--- Task ---
Select all lines holding the word "Elboghdady" from the entries that follow.

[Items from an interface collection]

((

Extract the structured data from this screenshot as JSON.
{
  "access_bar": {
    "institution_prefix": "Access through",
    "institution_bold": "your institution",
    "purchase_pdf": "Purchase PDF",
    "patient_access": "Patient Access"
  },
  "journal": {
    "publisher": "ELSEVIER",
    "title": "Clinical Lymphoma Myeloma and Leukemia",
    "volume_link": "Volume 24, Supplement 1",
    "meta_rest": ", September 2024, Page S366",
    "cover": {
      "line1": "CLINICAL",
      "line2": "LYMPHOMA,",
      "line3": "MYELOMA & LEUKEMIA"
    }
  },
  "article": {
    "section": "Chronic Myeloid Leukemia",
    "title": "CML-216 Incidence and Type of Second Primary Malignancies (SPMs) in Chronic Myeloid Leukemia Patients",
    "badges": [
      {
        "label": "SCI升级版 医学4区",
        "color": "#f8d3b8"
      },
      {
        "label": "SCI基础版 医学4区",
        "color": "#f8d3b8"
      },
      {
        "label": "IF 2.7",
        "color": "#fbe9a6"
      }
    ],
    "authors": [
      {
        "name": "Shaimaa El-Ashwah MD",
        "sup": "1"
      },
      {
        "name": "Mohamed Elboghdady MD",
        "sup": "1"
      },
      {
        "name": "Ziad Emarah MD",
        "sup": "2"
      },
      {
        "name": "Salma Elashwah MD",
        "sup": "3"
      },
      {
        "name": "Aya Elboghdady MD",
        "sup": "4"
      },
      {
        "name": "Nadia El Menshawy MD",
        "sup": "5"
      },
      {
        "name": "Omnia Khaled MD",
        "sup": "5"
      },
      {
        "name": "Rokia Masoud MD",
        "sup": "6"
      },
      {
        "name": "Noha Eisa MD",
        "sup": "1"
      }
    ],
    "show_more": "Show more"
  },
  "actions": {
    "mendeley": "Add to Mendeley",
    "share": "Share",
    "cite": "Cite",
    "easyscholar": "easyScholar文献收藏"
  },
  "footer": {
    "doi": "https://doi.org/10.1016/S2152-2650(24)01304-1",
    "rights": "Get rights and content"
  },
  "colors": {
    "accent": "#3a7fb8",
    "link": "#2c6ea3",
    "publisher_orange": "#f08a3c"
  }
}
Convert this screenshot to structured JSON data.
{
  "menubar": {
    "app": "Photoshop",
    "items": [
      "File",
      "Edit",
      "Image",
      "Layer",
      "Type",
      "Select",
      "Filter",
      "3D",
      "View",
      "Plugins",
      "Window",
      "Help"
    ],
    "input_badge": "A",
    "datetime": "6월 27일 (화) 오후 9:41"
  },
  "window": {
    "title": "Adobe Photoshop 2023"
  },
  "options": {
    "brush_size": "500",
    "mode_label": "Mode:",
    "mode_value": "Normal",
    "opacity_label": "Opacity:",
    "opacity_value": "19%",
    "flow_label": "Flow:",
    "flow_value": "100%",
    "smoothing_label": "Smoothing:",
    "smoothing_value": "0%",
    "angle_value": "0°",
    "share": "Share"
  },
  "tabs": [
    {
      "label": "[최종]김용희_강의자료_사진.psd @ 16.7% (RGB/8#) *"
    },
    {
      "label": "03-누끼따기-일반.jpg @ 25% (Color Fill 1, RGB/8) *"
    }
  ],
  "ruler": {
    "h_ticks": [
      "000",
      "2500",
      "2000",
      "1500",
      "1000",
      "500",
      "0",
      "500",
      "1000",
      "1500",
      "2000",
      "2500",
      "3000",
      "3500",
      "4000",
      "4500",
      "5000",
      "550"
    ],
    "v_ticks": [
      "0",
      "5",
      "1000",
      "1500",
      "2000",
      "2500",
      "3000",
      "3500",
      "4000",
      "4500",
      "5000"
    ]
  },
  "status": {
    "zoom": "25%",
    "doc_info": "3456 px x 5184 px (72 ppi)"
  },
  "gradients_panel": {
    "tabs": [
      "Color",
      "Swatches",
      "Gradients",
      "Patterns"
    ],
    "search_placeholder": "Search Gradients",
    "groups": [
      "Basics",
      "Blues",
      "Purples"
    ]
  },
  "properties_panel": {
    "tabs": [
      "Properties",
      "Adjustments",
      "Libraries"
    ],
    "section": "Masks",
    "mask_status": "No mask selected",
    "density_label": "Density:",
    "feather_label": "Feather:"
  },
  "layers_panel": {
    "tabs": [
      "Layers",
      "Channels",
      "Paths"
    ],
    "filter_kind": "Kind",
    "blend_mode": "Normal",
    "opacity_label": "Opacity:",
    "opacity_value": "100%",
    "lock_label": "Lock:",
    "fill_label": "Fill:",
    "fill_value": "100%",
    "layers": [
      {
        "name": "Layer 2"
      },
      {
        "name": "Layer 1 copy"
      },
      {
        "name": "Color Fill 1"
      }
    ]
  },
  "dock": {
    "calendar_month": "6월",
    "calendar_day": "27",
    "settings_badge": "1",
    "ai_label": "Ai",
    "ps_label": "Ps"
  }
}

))

--- Reply to the task ---
        "name": "Mohamed Elboghdady MD",
        "name": "Aya Elboghdady MD",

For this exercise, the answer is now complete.